GIVEN THE PRIMACY of primaries in this heavily one-party city, there usually isn't a whole lot left to decide on the local level in November. Even Mr. Mondale can harbor serious thoughts of his own predicted mini-landslide here. But this year, local politicians and voters have the makings of a fascinating election for one of two at- large D.C. Council seats up for election: a candidate who is not on the ballot might steal the show and save his seat.
Write-in candidacies are, of course, the longest of shots. Yet it seems that Carol Schwartz, winner of the Republican nomination, has her hands full in Round 2: Jerry A. Moore Jr., the incumbent whom she defeated, currently looks to be the most draftable man in town, with heavy, influential support in his corner.
Provisions were written into the D.C charter on Capitol Hill to placate congressional Republicans concerned about the lopsided Democratic registration. Two seats on the 13-member council may not go to the majority party, which is how Republican Jerry Moore and Statehood Party member Hilda Mason have been able to make it to the council over the years. Up to now, their nominations by their parties have been reason enough for most people in all three parties to vote for them in the general election. This time, though, a majority in a GOP minority voted to deny Mr. Moore the GOP nomination. Now, there are Republicans, Democrats and independents who believe that Mr. Moore can attract a majority of the across-the-board majority -- if enough people write in, stamp in, sticker in or otherwise cite him on their ballots. The immediate question -- which the D.C. elections board is supposed to answer today -- is which of these methods will be allowed and how much help the board will offer.

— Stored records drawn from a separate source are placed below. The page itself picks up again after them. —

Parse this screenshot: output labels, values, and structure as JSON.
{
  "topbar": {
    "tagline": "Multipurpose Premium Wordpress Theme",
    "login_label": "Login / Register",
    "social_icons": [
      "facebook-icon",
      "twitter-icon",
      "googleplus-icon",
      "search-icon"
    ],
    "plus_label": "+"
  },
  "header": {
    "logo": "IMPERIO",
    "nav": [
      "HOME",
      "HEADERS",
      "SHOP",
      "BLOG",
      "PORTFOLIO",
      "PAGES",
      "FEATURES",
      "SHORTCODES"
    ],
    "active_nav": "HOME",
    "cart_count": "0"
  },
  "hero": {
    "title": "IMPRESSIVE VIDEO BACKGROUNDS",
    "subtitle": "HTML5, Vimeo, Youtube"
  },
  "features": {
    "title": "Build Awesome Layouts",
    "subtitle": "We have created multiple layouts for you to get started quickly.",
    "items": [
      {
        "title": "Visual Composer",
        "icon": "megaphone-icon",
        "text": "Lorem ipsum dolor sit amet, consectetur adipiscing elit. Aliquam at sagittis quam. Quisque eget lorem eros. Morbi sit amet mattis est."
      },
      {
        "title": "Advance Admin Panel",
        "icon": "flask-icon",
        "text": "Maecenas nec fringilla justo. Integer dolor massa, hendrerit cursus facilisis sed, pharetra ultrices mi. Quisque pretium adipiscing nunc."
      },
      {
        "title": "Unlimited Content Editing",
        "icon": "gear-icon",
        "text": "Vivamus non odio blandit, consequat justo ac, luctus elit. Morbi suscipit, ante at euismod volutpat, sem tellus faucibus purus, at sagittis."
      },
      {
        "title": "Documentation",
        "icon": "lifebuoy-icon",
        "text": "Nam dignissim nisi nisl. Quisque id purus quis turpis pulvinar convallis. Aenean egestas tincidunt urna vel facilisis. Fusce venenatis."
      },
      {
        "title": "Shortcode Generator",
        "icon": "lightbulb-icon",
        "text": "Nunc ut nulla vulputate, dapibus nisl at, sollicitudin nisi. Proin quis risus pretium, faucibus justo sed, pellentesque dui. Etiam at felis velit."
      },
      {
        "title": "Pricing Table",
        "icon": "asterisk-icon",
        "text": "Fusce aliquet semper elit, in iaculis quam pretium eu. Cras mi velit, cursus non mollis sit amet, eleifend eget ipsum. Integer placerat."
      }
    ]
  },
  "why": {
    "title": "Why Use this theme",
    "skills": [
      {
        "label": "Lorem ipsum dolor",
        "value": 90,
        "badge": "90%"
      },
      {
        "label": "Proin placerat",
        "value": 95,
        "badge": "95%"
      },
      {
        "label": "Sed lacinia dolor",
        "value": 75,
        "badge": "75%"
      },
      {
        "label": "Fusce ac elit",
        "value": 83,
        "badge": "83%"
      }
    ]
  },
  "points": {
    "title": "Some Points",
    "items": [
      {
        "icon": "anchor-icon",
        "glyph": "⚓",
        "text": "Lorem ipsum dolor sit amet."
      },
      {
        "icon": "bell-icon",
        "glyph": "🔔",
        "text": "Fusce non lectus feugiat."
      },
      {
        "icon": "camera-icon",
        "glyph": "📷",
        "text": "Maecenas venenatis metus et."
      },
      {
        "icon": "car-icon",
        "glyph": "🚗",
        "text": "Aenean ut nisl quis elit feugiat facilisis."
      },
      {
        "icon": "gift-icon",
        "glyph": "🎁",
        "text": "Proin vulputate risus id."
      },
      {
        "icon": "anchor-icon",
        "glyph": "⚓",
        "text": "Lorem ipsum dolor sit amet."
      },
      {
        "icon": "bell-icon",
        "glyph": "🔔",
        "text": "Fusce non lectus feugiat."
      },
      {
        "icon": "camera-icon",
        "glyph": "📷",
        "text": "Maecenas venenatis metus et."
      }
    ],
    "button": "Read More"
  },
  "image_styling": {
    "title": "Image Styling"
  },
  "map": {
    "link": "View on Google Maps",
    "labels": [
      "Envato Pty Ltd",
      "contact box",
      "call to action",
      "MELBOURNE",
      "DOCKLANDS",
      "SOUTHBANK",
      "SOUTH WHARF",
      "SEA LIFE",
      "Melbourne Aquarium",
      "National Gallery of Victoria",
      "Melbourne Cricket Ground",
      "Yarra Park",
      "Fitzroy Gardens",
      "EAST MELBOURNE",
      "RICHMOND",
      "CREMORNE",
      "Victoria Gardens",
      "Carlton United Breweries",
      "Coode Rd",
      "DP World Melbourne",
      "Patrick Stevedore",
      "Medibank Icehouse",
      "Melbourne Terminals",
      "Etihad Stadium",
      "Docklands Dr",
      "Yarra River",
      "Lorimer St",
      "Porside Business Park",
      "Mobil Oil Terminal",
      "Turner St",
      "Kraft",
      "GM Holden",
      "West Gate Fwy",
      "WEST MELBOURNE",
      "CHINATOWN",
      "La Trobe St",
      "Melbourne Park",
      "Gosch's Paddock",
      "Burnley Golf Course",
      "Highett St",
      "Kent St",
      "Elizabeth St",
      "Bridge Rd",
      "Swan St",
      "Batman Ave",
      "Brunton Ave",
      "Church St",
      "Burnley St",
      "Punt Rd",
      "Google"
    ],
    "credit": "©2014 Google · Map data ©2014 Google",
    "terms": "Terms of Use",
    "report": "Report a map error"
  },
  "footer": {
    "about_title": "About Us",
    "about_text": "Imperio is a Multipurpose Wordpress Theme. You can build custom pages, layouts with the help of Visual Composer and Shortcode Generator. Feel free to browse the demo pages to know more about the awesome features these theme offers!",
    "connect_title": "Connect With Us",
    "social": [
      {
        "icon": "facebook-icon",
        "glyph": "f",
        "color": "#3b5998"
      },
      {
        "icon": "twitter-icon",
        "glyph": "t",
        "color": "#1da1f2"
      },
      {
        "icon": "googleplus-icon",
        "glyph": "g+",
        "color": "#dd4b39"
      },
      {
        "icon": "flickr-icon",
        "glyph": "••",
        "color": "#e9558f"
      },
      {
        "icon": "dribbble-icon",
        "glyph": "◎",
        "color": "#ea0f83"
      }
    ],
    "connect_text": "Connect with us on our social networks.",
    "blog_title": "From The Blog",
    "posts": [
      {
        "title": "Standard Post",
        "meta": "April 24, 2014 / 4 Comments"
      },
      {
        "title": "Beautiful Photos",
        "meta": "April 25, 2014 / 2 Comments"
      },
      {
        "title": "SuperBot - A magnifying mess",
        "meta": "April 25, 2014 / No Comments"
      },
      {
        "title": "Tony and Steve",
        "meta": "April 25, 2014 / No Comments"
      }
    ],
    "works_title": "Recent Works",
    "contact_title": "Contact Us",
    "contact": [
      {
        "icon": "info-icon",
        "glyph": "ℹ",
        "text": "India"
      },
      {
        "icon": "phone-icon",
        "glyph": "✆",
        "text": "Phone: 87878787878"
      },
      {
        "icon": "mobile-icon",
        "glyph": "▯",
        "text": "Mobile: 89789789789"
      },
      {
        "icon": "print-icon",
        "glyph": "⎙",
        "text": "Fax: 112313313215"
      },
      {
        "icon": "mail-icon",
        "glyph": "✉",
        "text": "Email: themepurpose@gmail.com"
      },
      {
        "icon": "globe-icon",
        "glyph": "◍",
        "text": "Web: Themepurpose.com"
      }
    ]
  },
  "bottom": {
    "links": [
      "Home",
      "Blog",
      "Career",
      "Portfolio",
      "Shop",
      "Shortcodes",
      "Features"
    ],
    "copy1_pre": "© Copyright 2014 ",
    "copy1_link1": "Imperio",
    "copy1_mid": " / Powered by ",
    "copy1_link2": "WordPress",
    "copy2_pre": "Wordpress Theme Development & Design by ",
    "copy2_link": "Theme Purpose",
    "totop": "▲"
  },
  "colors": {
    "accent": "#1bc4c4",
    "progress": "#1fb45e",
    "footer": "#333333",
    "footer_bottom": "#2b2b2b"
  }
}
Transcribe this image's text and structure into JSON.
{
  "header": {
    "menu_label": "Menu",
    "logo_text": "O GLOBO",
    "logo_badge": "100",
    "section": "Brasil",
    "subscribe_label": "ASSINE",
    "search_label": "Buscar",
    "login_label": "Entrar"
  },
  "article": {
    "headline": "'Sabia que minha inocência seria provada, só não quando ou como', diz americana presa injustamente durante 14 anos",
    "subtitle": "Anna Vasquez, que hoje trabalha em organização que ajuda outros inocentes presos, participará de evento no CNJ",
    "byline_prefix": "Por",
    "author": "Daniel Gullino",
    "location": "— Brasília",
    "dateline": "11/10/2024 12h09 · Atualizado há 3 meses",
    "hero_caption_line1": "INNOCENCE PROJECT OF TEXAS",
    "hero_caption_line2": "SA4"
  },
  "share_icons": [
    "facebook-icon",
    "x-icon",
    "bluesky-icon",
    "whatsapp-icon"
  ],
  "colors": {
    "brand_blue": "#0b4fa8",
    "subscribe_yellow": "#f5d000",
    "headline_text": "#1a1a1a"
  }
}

Write-ins are by law allowed, so that much is settled.We see no reason for banning stamps or stickers with the correct, legible spelling of a voter's preference -- but with at least two stipulations. Stickers, says the board, will gum up the ballot counting; while nothing could gum up things more than the board itself used to back in the election- nightmare days, a ban on stickers is reasonable. But rubber stamps are fine, so long as the board isn't in the business of providing them. That wasn't clear initially, though yesterday board officials said they never intended to make up or offer stamps, with the possible exception of help for handicapped. If a campaign wants stamps, that's a job for its workers -- outside the polling places.